When they rise above cultural commercial trash and even above great commercial product, perfumes are works of art.
Film is the only other major artistic medium as thoroughly commercialized as scent. Because of this, Paris and New York have marketing armies equal to Hollywood’s, and given the deadly landslides of launches down mountains of PR dollars, one understands the marketer’s impulse to find a toehold — any toehold — that will keep you on the rock face. There is however one marketing cliché I think does much more harm than good: these two paragraphs from Proust about his damn madeleine.
It’s not just that it has reached the level of parody. The Proust gambit reduces perfumes to Prozac, or methamphetamine for that matter.
A perfume is not a psychopharmaceutical acting on the frontal cortex’s memory cells. Of course perfumes are liquid time machines. They are memory triggers, often extraordinarily powerful ones. Nanotechnology mnemonic devices.
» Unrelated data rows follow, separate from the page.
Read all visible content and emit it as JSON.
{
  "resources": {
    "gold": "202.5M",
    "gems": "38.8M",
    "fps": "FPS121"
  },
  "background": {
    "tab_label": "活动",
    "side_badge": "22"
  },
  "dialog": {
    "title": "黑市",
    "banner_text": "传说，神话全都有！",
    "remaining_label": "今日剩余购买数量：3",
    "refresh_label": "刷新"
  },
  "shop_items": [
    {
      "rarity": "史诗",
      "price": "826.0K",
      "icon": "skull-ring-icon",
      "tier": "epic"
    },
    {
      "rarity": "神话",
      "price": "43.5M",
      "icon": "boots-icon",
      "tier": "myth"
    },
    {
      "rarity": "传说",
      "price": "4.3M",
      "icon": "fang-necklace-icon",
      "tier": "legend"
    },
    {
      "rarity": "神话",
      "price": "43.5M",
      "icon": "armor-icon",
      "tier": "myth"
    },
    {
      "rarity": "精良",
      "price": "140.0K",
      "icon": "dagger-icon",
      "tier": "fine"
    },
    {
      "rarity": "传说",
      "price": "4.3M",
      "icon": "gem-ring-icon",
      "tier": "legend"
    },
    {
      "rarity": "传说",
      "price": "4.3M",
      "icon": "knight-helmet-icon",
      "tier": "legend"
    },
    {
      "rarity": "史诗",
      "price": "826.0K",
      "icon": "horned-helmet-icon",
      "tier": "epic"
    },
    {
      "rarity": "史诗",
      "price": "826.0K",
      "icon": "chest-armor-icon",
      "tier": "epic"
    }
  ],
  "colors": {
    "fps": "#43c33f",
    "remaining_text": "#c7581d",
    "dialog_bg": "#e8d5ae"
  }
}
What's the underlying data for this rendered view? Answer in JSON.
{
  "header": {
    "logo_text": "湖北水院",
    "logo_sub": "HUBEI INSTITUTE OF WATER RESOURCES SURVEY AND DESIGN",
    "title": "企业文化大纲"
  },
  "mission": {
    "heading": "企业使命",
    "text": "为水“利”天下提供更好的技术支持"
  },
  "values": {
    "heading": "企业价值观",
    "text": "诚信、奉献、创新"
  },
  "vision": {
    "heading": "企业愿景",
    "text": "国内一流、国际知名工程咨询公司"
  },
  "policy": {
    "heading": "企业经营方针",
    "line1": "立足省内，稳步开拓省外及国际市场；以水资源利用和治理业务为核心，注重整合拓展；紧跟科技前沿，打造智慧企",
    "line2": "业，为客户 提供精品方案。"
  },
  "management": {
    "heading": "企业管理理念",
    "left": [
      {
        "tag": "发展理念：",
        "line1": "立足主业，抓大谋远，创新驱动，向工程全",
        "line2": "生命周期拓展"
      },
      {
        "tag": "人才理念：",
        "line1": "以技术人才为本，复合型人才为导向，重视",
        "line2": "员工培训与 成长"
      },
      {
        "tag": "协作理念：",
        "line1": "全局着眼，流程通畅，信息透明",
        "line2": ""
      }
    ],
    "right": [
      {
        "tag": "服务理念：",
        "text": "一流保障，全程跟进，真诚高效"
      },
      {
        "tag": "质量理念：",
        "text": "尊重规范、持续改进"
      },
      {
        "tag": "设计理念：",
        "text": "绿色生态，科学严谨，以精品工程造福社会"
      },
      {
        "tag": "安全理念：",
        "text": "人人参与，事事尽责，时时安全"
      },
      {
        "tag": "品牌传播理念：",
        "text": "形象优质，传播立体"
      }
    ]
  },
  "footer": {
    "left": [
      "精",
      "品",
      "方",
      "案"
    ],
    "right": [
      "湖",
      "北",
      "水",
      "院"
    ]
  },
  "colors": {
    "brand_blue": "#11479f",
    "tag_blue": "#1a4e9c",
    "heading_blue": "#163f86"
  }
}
Where chloroform dissolves consciousness, scent molecules awaken remembering.
But the point is that they only work if, first, they’re great and, second, if they’re given time. You can’t have a remembrance of a thing past until it’s in your past that you smelled that thing. Not incidentally this is what an iconic perfume is, one that stays at the top of the list for decades, or a lifetime, because it’s a great work of art on its own terms. I remember L’interdit from Givenchy because it was the smell of my mother’s kiss before she left for a party, and it plays a role in my life at age 47 because it’s great enough that it’s still here.
How about we not throw Proust’s madeleine at people. How about we make works of art of materials and by talents great enough that our children still buy them. Let these machines of scent lay claim to the depths of the brain. They’re the only things that really can.
Photography by Martine Fougeron